** Opening Provided material block **

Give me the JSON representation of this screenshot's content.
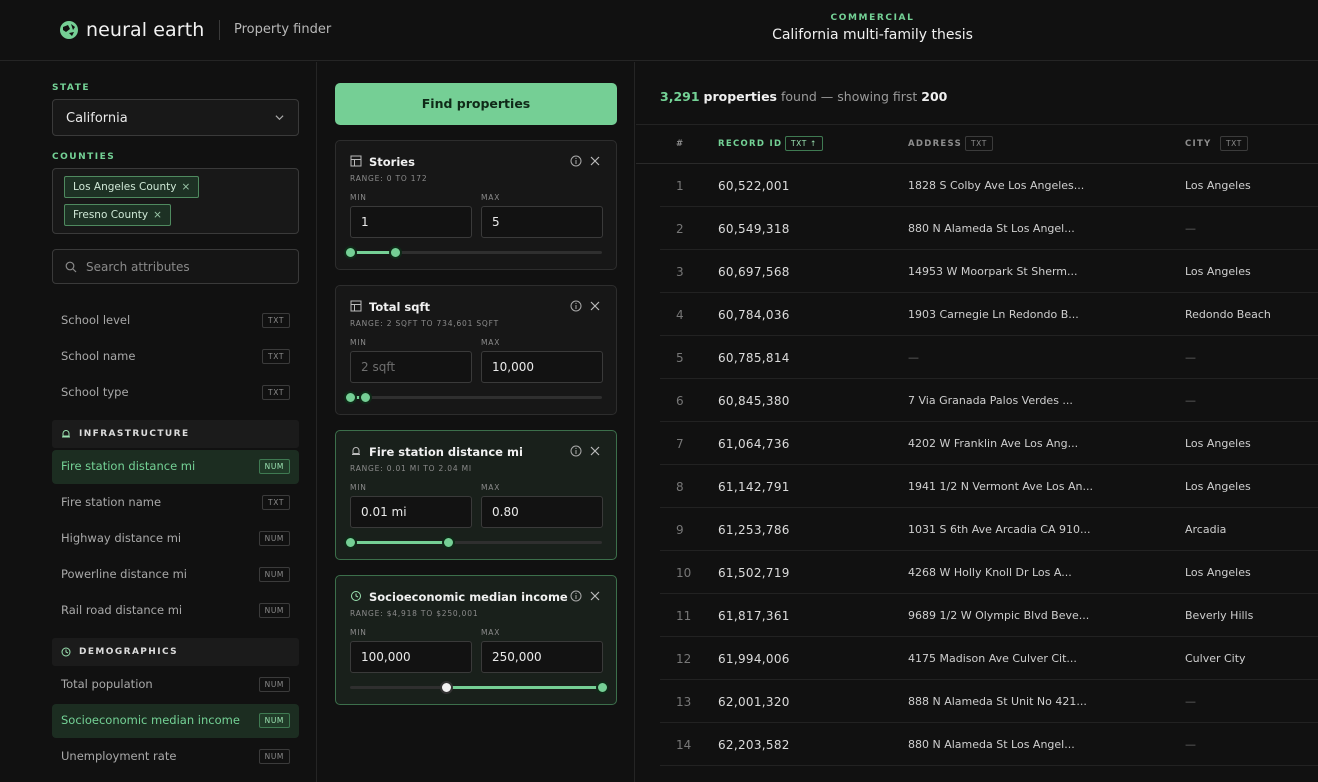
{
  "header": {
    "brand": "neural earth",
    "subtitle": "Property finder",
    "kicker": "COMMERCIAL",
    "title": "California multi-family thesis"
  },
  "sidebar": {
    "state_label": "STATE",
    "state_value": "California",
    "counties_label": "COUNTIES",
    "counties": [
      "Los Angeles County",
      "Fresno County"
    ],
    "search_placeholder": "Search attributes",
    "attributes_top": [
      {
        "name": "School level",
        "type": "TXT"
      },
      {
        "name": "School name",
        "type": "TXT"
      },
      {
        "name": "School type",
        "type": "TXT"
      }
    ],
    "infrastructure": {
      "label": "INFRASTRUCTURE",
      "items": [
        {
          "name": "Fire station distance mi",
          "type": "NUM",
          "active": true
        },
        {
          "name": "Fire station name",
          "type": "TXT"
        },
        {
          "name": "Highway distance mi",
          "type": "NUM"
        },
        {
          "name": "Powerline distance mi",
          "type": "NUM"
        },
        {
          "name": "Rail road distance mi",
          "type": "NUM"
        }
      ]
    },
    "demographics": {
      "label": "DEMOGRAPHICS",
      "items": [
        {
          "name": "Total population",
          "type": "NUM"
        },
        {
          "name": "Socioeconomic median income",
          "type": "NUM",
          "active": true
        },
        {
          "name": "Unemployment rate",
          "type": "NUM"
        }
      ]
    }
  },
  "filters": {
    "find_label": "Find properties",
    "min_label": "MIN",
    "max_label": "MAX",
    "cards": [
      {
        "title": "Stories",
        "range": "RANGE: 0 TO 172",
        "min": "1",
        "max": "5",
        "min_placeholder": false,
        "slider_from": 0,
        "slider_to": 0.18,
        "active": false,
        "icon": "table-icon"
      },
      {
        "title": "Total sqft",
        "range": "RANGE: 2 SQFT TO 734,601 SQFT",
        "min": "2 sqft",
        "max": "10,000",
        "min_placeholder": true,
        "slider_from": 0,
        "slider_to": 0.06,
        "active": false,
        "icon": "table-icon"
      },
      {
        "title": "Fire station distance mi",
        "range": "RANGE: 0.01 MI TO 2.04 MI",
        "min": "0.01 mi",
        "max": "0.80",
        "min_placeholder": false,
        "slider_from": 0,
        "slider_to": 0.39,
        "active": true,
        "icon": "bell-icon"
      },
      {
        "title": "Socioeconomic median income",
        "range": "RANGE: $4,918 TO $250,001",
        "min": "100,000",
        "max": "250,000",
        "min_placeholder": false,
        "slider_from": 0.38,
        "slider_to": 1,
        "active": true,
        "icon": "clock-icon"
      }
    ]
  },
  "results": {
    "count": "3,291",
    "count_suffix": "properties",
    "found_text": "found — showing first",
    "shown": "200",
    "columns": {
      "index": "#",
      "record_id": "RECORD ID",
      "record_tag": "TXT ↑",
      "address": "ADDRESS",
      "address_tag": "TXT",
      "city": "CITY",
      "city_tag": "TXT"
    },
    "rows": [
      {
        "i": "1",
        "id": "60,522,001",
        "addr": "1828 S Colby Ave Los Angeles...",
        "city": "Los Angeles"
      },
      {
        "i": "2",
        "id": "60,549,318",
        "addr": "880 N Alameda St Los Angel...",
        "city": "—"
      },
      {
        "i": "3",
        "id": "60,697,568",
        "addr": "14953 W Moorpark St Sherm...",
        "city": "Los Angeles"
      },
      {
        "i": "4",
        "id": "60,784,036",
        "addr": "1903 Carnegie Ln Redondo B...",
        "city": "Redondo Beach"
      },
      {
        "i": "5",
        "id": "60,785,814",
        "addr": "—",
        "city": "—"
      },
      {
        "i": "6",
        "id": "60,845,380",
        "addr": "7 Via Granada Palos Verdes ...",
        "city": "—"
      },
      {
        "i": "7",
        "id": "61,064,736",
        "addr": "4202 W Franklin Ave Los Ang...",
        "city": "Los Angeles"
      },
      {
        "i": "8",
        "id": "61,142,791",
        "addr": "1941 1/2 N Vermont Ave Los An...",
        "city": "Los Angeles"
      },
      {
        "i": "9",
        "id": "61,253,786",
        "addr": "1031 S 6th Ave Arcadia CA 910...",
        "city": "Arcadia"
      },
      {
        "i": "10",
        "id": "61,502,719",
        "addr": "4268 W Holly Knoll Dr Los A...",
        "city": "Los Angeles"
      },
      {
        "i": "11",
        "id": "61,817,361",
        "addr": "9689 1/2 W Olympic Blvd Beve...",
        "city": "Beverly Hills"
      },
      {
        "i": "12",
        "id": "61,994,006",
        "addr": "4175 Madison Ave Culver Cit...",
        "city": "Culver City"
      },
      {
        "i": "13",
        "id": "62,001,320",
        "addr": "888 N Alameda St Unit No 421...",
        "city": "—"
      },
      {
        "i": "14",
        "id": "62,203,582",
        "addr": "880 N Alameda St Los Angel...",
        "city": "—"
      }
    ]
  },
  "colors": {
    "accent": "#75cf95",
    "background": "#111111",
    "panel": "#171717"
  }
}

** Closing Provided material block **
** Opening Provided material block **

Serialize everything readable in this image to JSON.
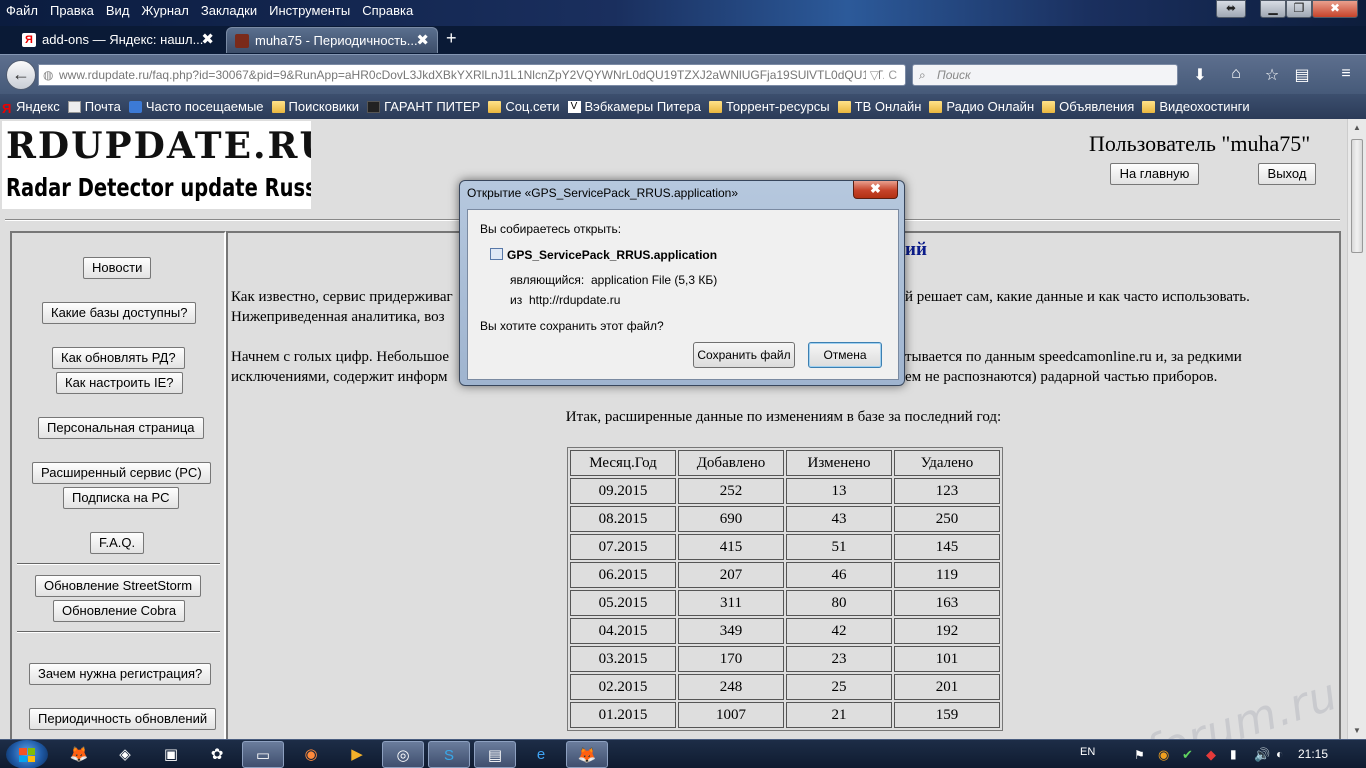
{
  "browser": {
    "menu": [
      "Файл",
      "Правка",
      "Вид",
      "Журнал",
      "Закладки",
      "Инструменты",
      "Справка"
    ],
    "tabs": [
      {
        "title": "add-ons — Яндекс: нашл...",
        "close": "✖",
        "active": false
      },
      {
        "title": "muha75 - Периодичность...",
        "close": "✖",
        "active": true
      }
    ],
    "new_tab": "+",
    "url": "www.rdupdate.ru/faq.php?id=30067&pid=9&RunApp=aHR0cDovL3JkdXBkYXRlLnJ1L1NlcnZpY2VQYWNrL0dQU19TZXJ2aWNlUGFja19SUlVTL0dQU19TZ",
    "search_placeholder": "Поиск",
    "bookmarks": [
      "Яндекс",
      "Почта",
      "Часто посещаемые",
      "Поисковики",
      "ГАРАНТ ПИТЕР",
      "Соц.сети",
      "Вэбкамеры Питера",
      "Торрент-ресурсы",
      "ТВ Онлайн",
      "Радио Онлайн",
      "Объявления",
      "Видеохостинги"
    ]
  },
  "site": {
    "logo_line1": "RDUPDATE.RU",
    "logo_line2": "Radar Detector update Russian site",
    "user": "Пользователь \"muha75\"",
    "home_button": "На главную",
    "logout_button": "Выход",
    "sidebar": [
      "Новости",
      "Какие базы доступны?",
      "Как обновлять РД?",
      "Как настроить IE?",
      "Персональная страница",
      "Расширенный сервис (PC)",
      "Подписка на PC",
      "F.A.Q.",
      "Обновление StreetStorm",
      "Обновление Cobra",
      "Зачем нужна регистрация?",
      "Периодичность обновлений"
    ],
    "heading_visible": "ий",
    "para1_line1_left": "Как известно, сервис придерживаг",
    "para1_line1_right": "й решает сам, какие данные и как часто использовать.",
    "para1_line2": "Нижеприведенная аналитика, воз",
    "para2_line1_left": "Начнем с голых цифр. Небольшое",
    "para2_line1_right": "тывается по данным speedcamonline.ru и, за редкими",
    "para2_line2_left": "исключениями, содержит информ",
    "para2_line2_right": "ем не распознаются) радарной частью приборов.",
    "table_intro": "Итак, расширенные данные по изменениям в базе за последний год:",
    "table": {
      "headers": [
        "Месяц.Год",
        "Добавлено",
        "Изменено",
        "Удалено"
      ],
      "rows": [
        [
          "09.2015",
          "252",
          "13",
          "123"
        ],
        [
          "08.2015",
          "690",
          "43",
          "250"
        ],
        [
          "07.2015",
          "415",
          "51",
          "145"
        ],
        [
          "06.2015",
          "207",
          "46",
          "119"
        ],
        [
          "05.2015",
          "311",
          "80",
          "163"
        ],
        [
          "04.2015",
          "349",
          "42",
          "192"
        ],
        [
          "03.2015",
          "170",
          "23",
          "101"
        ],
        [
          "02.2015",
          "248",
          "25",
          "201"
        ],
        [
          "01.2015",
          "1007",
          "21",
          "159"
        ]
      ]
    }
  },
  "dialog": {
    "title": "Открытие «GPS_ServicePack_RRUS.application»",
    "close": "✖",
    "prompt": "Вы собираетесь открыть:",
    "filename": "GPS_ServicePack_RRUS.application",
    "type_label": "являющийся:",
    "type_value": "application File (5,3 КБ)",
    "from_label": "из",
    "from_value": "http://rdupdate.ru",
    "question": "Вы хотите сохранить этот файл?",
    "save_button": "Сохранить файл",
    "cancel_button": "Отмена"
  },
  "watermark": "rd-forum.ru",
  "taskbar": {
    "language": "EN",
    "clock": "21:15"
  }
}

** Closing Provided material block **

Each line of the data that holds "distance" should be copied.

◆ **Exercise solution**:
          "name": "Fire station distance mi",
          "name": "Highway distance mi",
          "name": "Powerline distance mi",
          "name": "Rail road distance mi",
        "title": "Fire station distance mi",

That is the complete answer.